%%

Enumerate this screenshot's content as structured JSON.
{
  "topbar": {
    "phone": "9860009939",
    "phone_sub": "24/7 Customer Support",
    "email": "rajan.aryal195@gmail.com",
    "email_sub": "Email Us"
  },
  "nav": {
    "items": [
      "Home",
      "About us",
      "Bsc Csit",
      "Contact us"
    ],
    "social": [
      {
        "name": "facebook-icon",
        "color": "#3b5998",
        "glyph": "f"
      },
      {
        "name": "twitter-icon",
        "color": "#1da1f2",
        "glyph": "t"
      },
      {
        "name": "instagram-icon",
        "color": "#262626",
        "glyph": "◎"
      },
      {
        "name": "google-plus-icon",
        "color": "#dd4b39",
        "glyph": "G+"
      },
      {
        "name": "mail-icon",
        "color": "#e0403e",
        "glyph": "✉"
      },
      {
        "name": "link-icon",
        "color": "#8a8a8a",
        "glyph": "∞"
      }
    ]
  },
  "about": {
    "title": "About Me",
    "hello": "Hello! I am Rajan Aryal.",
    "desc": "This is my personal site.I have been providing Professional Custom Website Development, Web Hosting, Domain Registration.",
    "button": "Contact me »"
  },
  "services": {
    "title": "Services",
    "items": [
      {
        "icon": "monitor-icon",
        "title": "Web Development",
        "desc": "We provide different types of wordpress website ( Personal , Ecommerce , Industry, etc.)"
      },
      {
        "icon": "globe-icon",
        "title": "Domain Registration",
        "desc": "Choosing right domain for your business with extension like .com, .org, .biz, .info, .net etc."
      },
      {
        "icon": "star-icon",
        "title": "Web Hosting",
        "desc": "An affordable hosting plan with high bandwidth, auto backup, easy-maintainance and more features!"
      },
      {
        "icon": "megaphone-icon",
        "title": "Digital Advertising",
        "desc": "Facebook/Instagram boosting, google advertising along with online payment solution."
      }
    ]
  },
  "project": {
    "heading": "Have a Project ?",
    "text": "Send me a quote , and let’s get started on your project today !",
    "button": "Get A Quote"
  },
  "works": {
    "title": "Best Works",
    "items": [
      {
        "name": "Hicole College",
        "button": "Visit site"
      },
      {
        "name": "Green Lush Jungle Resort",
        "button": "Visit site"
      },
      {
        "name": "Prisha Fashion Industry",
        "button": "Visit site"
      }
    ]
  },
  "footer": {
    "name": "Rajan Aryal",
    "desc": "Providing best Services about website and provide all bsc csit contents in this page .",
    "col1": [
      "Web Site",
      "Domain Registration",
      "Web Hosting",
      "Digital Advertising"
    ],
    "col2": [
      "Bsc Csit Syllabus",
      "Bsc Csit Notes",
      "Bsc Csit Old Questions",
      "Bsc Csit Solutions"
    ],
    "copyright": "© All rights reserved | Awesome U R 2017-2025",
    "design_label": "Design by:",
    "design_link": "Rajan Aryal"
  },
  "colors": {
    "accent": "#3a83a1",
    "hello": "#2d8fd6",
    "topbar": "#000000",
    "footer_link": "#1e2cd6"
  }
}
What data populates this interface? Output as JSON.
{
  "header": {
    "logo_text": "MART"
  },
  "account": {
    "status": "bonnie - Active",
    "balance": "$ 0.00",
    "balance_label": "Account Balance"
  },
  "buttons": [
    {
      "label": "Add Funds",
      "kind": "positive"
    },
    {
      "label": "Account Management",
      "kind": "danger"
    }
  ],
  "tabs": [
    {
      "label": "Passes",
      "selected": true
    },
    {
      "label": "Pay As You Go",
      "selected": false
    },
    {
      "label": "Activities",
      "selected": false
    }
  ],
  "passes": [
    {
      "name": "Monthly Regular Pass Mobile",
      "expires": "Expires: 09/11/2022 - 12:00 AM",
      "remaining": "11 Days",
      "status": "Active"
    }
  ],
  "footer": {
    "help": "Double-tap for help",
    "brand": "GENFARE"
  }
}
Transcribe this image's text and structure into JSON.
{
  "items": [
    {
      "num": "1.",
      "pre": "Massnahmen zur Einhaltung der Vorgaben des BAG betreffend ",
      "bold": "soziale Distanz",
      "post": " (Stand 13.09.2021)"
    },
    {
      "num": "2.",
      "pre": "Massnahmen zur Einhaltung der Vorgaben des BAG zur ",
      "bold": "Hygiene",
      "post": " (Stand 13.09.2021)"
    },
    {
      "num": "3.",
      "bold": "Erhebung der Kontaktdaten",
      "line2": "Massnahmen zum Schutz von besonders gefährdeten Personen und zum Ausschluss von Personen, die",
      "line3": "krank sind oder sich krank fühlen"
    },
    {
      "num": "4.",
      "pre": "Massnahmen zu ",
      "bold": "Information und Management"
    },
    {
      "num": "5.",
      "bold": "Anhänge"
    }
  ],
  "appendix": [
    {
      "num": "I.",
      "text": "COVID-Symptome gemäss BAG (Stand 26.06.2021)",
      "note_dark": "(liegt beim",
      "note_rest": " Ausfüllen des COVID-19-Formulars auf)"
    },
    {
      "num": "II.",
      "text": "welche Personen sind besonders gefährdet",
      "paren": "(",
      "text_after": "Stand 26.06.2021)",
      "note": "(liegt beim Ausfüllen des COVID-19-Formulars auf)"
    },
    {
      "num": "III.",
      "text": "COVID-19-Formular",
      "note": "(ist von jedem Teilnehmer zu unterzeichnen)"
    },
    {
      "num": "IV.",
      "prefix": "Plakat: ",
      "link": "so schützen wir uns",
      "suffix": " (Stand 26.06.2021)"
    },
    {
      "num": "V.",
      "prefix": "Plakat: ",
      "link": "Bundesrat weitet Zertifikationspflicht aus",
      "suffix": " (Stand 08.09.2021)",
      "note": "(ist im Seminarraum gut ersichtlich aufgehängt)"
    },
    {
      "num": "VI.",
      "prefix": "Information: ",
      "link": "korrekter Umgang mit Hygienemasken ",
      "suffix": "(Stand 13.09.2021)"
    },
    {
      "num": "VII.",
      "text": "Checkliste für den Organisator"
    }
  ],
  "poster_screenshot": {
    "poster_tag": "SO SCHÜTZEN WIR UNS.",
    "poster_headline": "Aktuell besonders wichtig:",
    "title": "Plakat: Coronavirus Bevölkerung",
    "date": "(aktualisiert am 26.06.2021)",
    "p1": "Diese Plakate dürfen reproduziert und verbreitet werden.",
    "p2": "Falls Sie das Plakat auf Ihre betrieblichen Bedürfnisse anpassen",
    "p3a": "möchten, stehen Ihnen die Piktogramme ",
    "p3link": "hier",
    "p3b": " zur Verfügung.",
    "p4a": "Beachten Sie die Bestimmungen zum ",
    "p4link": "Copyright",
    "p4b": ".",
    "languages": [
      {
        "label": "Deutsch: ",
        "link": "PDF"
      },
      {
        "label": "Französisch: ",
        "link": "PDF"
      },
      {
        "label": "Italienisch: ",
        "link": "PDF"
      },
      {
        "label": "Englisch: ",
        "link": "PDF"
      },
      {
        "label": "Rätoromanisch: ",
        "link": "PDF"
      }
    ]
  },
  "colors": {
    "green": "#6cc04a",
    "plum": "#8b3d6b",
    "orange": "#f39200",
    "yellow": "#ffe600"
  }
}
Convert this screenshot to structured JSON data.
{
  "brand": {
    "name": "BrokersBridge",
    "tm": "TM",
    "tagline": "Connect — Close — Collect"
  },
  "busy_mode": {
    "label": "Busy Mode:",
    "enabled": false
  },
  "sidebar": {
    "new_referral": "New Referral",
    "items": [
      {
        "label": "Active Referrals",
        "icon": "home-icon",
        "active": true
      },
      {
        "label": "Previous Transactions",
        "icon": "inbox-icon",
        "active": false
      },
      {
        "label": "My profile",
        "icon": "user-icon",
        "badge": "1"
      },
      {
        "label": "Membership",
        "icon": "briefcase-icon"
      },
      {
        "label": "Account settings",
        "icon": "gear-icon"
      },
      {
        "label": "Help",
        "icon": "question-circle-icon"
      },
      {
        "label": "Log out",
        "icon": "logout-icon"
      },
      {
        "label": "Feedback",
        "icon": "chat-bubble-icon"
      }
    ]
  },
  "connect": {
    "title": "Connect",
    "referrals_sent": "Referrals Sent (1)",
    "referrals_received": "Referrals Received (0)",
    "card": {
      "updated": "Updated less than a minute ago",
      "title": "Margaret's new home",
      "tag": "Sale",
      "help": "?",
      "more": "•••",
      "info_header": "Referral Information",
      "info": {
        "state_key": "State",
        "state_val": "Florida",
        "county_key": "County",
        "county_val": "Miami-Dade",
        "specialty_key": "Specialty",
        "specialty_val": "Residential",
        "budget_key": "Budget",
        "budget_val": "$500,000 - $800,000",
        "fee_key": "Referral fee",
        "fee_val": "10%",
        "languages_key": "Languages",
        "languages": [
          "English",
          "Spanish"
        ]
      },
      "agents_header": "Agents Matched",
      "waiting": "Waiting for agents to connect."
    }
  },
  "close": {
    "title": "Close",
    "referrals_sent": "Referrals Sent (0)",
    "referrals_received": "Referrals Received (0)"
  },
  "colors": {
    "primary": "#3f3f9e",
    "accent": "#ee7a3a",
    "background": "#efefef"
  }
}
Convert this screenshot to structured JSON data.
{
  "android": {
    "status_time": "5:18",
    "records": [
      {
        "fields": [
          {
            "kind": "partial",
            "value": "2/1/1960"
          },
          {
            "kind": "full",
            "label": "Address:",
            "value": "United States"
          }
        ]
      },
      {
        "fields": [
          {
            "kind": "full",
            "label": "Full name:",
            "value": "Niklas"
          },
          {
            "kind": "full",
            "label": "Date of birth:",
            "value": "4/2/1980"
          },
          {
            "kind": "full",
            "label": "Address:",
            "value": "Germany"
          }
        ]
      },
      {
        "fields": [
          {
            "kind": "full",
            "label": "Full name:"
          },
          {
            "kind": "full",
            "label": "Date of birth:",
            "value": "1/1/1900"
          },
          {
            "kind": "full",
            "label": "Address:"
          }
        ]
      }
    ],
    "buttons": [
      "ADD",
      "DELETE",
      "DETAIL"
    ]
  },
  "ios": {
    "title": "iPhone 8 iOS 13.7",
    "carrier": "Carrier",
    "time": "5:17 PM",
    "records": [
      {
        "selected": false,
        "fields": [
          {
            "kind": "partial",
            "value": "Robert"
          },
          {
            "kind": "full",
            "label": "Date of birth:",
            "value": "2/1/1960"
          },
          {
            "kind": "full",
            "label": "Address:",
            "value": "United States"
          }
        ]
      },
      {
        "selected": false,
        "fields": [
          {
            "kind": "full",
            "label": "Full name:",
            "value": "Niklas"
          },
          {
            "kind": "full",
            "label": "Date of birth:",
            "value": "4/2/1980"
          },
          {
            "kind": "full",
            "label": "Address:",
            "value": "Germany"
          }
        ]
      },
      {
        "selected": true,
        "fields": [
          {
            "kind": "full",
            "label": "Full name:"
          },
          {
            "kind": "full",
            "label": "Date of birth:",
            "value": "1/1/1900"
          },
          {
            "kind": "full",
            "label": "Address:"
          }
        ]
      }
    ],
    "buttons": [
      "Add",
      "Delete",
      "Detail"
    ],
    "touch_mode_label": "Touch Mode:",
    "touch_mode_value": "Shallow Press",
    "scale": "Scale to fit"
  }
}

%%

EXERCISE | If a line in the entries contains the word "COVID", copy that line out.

OUTPUT OF THE EXERCISE |
      "text": "COVID-Symptome gemäss BAG (Stand 26.06.2021)",
      "note_rest": " Ausfüllen des COVID-19-Formulars auf)"
      "note": "(liegt beim Ausfüllen des COVID-19-Formulars auf)"
      "text": "COVID-19-Formular",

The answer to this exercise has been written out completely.